To get you started, here are two of my favorite ways to top a pizza—plus lots of suggestions for combinations to inspire your own designs.

To make the Angeli Caffé’s favorite, Pizza al Caprino:
Over the shaped pizza, scatter 10 to 15 cloves roasted or slow-cooked garlic, 5 to 6 oil-packed sun-dried tomatoes (drained and sliced), 3 ounces crumbled goat cheese, a few capers, and a pinch of oregano. Drizzle with extra-virgin olive oil.

To make a simple flatbread:
Scatter sliced garlic (3 to 4 cloves), minced fresh rosemary (from 1 small sprig), and coarse salt over the dough. Make several 1/2-inch slashes to keep the dough from puffing up. Drizzle with lots of extra-virgin olive oil before baking, and garnish with Parmesan. Serve this delicious “Pizza Aglio e Olio” with a salad or cheese.

To design your own pizza:
Use any of these topping combinations to inspire your own creation.
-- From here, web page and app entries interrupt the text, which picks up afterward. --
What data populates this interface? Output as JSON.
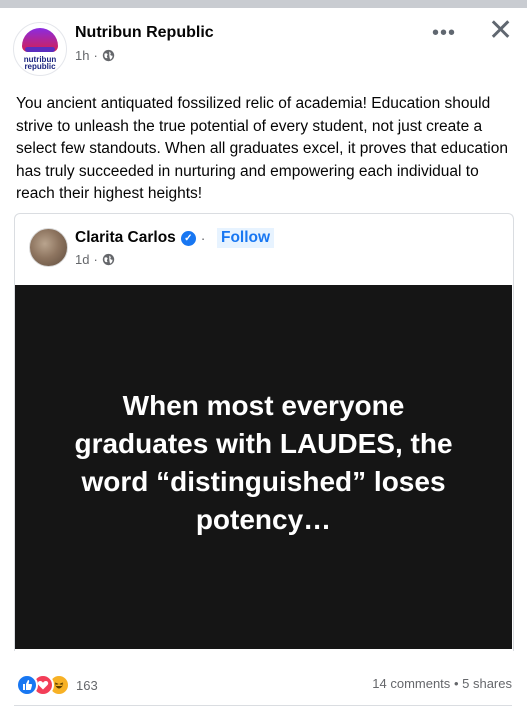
{
  "post": {
    "page_name": "Nutribun Republic",
    "avatar_line1": "nutribun",
    "avatar_line2": "republic",
    "time": "1h",
    "separator": "·",
    "body": "You ancient antiquated fossilized relic of academia! Education should strive to unleash the true potential of every student, not just create a select few standouts. When all graduates excel, it proves that education has truly succeeded in nurturing and empowering each individual to reach their highest heights!",
    "more_icon": "more-options-icon",
    "close_icon": "close-icon"
  },
  "shared": {
    "author": "Clarita Carlos",
    "follow_label": "Follow",
    "separator": "·",
    "time": "1d",
    "image_text": "When most everyone graduates with LAUDES, the word “distinguished” loses potency…"
  },
  "footer": {
    "reaction_count": "163",
    "comments": "14 comments",
    "separator": "•",
    "shares": "5 shares",
    "reactions": [
      "like-icon",
      "love-icon",
      "haha-icon"
    ]
  },
  "colors": {
    "accent": "#1877f2",
    "secondary_text": "#65676b",
    "image_bg": "#151515"
  }
}
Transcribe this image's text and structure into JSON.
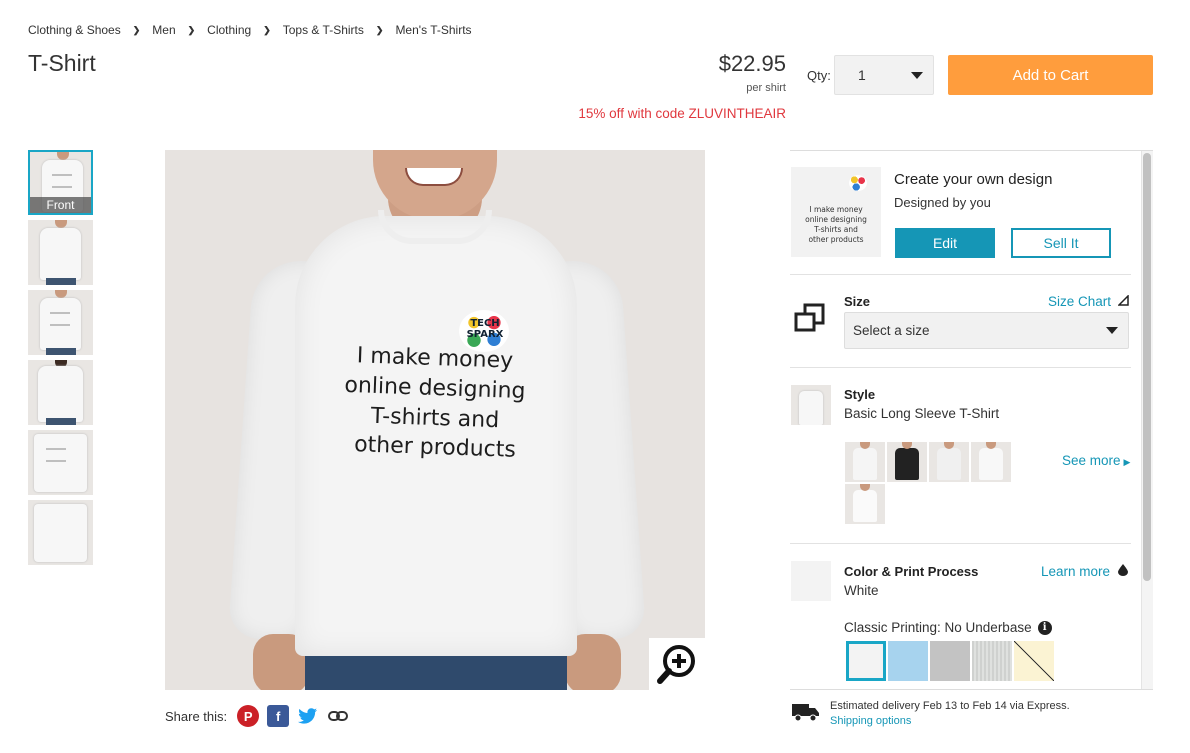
{
  "breadcrumb": [
    "Clothing & Shoes",
    "Men",
    "Clothing",
    "Tops & T-Shirts",
    "Men's T-Shirts"
  ],
  "product": {
    "title": "T-Shirt",
    "price": "$22.95",
    "per_unit": "per shirt",
    "promo": "15% off with code ZLUVINTHEAIR"
  },
  "purchase": {
    "qty_label": "Qty:",
    "qty_value": "1",
    "add_to_cart": "Add to Cart"
  },
  "gallery": {
    "thumbnails": [
      "Front",
      "",
      "",
      "",
      "",
      ""
    ],
    "active_label": "Front",
    "print_lines": [
      "I make money",
      "online designing",
      "T-shirts and",
      "other products"
    ],
    "logo_text": [
      "TECH",
      "SPARX"
    ]
  },
  "share": {
    "label": "Share this:",
    "icons": [
      "pinterest-icon",
      "facebook-icon",
      "twitter-icon",
      "link-icon"
    ]
  },
  "customize": {
    "design_lines": [
      "I make money",
      "online designing",
      "T-shirts and",
      "other products"
    ],
    "title": "Create your own design",
    "subtitle": "Designed by you",
    "edit_label": "Edit",
    "sell_label": "Sell It"
  },
  "size": {
    "label": "Size",
    "chart_link": "Size Chart",
    "placeholder": "Select a size"
  },
  "style": {
    "label": "Style",
    "value": "Basic Long Sleeve T-Shirt",
    "see_more": "See more",
    "options": [
      {
        "shirt": "#f5f5f5"
      },
      {
        "shirt": "#222222"
      },
      {
        "shirt": "#f0f0f0"
      },
      {
        "shirt": "#f8f8f8"
      },
      {
        "shirt": "#fafafa"
      }
    ]
  },
  "color": {
    "label": "Color & Print Process",
    "value": "White",
    "learn_more": "Learn more",
    "process": "Classic Printing: No Underbase",
    "swatches": [
      "#f3f3f3",
      "#a7d3ee",
      "#c3c3c3",
      "#d6d8d6",
      "#fbf3d3"
    ]
  },
  "delivery": {
    "text": "Estimated delivery Feb 13 to Feb 14 via Express.",
    "link": "Shipping options"
  },
  "colors": {
    "accent": "#1596b6",
    "cta": "#ff9d3d",
    "promo": "#e0383e"
  }
}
A generous drizzle of olive oil is a great addition to just about any pizza.
• Sautéed onions, fresh sage leaves, grated pecorino romano, grated Parmesan.
• Basil pesto, toasted pine nuts, slow-cooked garlic, grated Parmesan.
• Sautéed leeks, chopped artichoke hearts, a bit of crushed tomatoes, grated Parmesan.
• Italian Fontina, Gorgonzola, sun-dried tomatoes.
• Garlic, olives, capers, anchovies, and crushed tomatoes.
• Sliced tomatoes, mozzarella, fresh basil.
• Thinly sliced prosciutto, ricotta, fresh basil, grated Parmesan.
• Cooked Italian sausage, sautéed onions, Italian Fontina, mozzarella.
• Sautéed mushrooms, thinly sliced cooked potatoes, Gorgonzola, crumbled cooked bacon or pancetta.

Page:
header

MEET THE CHEFS FROM SEASON ONE

Cookbooks, DVDs & More